[Opening RECORDS FOR PROCESSING section]

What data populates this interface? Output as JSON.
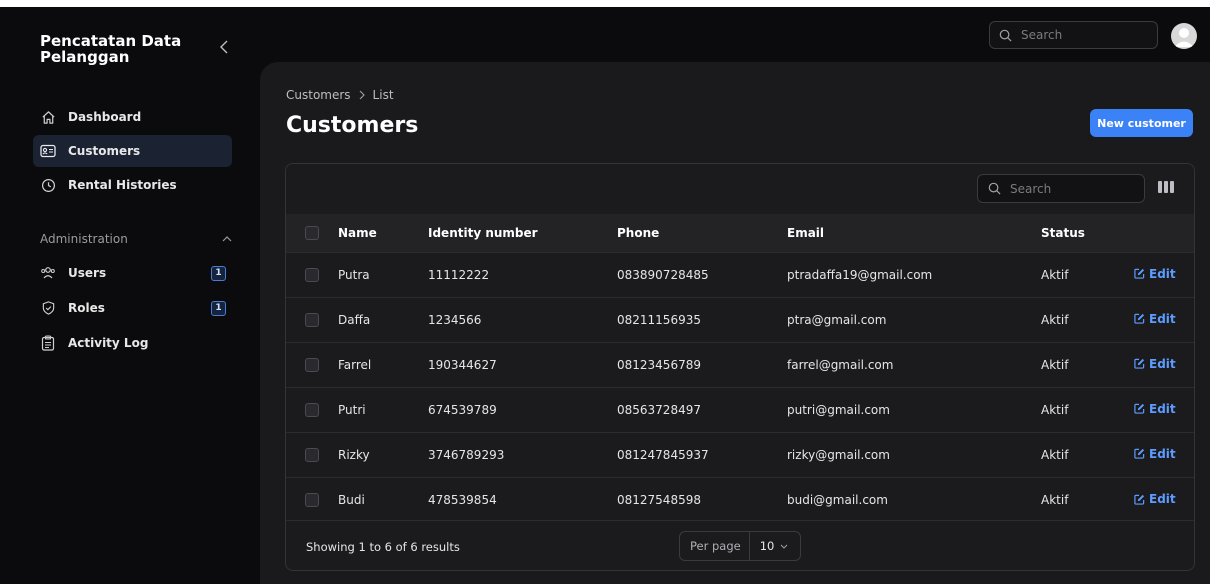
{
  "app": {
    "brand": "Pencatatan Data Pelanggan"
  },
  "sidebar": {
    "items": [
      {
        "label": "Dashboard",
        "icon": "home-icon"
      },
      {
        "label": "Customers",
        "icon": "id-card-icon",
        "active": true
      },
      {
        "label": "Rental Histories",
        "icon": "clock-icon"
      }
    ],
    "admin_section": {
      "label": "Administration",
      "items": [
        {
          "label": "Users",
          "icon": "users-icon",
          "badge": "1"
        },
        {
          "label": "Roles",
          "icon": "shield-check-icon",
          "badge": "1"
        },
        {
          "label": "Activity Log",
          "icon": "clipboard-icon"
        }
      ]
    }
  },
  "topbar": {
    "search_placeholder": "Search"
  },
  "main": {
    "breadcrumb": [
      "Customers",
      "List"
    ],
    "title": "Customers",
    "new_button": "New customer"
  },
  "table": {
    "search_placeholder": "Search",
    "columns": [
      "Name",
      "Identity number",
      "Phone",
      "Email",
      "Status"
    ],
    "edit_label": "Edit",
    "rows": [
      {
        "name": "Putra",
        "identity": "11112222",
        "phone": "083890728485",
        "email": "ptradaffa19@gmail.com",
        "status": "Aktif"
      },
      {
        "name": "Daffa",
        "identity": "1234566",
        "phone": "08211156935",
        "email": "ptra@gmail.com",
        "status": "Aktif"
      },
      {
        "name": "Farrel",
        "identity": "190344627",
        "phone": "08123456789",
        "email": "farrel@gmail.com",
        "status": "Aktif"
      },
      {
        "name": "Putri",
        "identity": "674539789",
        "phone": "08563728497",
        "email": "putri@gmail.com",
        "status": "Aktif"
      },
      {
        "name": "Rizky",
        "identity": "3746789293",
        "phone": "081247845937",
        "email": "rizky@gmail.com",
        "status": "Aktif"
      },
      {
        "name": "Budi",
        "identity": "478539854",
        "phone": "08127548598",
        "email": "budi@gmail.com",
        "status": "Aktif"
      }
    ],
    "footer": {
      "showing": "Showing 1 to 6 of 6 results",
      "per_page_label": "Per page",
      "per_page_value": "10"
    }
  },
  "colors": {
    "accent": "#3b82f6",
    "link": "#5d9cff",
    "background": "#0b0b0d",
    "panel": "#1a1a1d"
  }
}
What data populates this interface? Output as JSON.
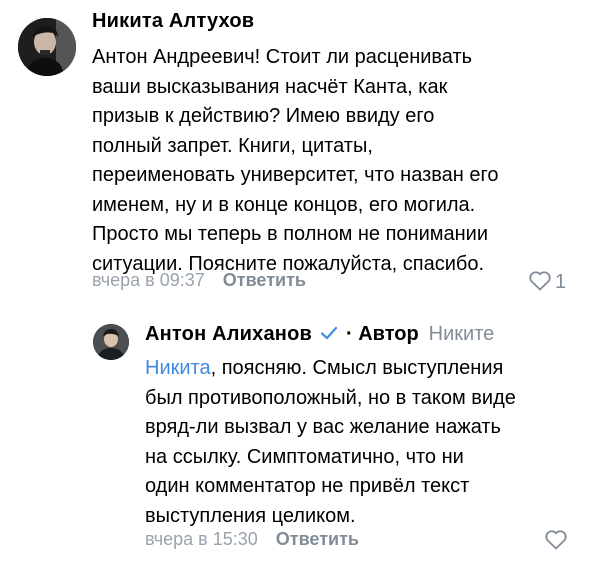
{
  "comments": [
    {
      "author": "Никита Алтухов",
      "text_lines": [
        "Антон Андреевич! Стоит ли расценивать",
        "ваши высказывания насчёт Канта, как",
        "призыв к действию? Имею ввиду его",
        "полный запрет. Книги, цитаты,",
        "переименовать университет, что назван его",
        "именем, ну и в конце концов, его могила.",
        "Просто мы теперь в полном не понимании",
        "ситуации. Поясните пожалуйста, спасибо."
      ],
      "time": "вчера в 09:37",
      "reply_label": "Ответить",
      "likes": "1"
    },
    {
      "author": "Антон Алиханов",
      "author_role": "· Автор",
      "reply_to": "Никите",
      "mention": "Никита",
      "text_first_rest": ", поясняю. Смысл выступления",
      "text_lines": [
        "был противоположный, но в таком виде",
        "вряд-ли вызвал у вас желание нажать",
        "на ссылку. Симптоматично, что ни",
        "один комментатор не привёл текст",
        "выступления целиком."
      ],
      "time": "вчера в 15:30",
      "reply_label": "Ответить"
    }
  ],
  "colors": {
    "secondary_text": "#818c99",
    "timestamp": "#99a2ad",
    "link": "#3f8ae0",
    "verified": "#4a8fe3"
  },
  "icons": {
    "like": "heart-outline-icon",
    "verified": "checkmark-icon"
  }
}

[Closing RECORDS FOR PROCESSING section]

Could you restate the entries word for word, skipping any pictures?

What data populates this interface? Output as JSON.
{
  "app": {
    "brand": "Pencatatan Data Pelanggan"
  },
  "sidebar": {
    "items": [
      {
        "label": "Dashboard",
        "icon": "home-icon"
      },
      {
        "label": "Customers",
        "icon": "id-card-icon",
        "active": true
      },
      {
        "label": "Rental Histories",
        "icon": "clock-icon"
      }
    ],
    "admin_section": {
      "label": "Administration",
      "items": [
        {
          "label": "Users",
          "icon": "users-icon",
          "badge": "1"
        },
        {
          "label": "Roles",
          "icon": "shield-check-icon",
          "badge": "1"
        },
        {
          "label": "Activity Log",
          "icon": "clipboard-icon"
        }
      ]
    }
  },
  "topbar": {
    "search_placeholder": "Search"
  },
  "main": {
    "breadcrumb": [
      "Customers",
      "List"
    ],
    "title": "Customers",
    "new_button": "New customer"
  },
  "table": {
    "search_placeholder": "Search",
    "columns": [
      "Name",
      "Identity number",
      "Phone",
      "Email",
      "Status"
    ],
    "edit_label": "Edit",
    "rows": [
      {
        "name": "Putra",
        "identity": "11112222",
        "phone": "083890728485",
        "email": "ptradaffa19@gmail.com",
        "status": "Aktif"
      },
      {
        "name": "Daffa",
        "identity": "1234566",
        "phone": "08211156935",
        "email": "ptra@gmail.com",
        "status": "Aktif"
      },
      {
        "name": "Farrel",
        "identity": "190344627",
        "phone": "08123456789",
        "email": "farrel@gmail.com",
        "status": "Aktif"
      },
      {
        "name": "Putri",
        "identity": "674539789",
        "phone": "08563728497",
        "email": "putri@gmail.com",
        "status": "Aktif"
      },
      {
        "name": "Rizky",
        "identity": "3746789293",
        "phone": "081247845937",
        "email": "rizky@gmail.com",
        "status": "Aktif"
      },
      {
        "name": "Budi",
        "identity": "478539854",
        "phone": "08127548598",
        "email": "budi@gmail.com",
        "status": "Aktif"
      }
    ],
    "footer": {
      "showing": "Showing 1 to 6 of 6 results",
      "per_page_label": "Per page",
      "per_page_value": "10"
    }
  },
  "colors": {
    "accent": "#3b82f6",
    "link": "#5d9cff",
    "background": "#0b0b0d",
    "panel": "#1a1a1d"
  }
}
What data populates this interface? Output as JSON.
{
  "comments": [
    {
      "author": "Никита Алтухов",
      "text_lines": [
        "Антон Андреевич! Стоит ли расценивать",
        "ваши высказывания насчёт Канта, как",
        "призыв к действию? Имею ввиду его",
        "полный запрет. Книги, цитаты,",
        "переименовать университет, что назван его",
        "именем, ну и в конце концов, его могила.",
        "Просто мы теперь в полном не понимании",
        "ситуации. Поясните пожалуйста, спасибо."
      ],
      "time": "вчера в 09:37",
      "reply_label": "Ответить",
      "likes": "1"
    },
    {
      "author": "Антон Алиханов",
      "author_role": "· Автор",
      "reply_to": "Никите",
      "mention": "Никита",
      "text_first_rest": ", поясняю. Смысл выступления",
      "text_lines": [
        "был противоположный, но в таком виде",
        "вряд-ли вызвал у вас желание нажать",
        "на ссылку. Симптоматично, что ни",
        "один комментатор не привёл текст",
        "выступления целиком."
      ],
      "time": "вчера в 15:30",
      "reply_label": "Ответить"
    }
  ],
  "colors": {
    "secondary_text": "#818c99",
    "timestamp": "#99a2ad",
    "link": "#3f8ae0",
    "verified": "#4a8fe3"
  },
  "icons": {
    "like": "heart-outline-icon",
    "verified": "checkmark-icon"
  }
}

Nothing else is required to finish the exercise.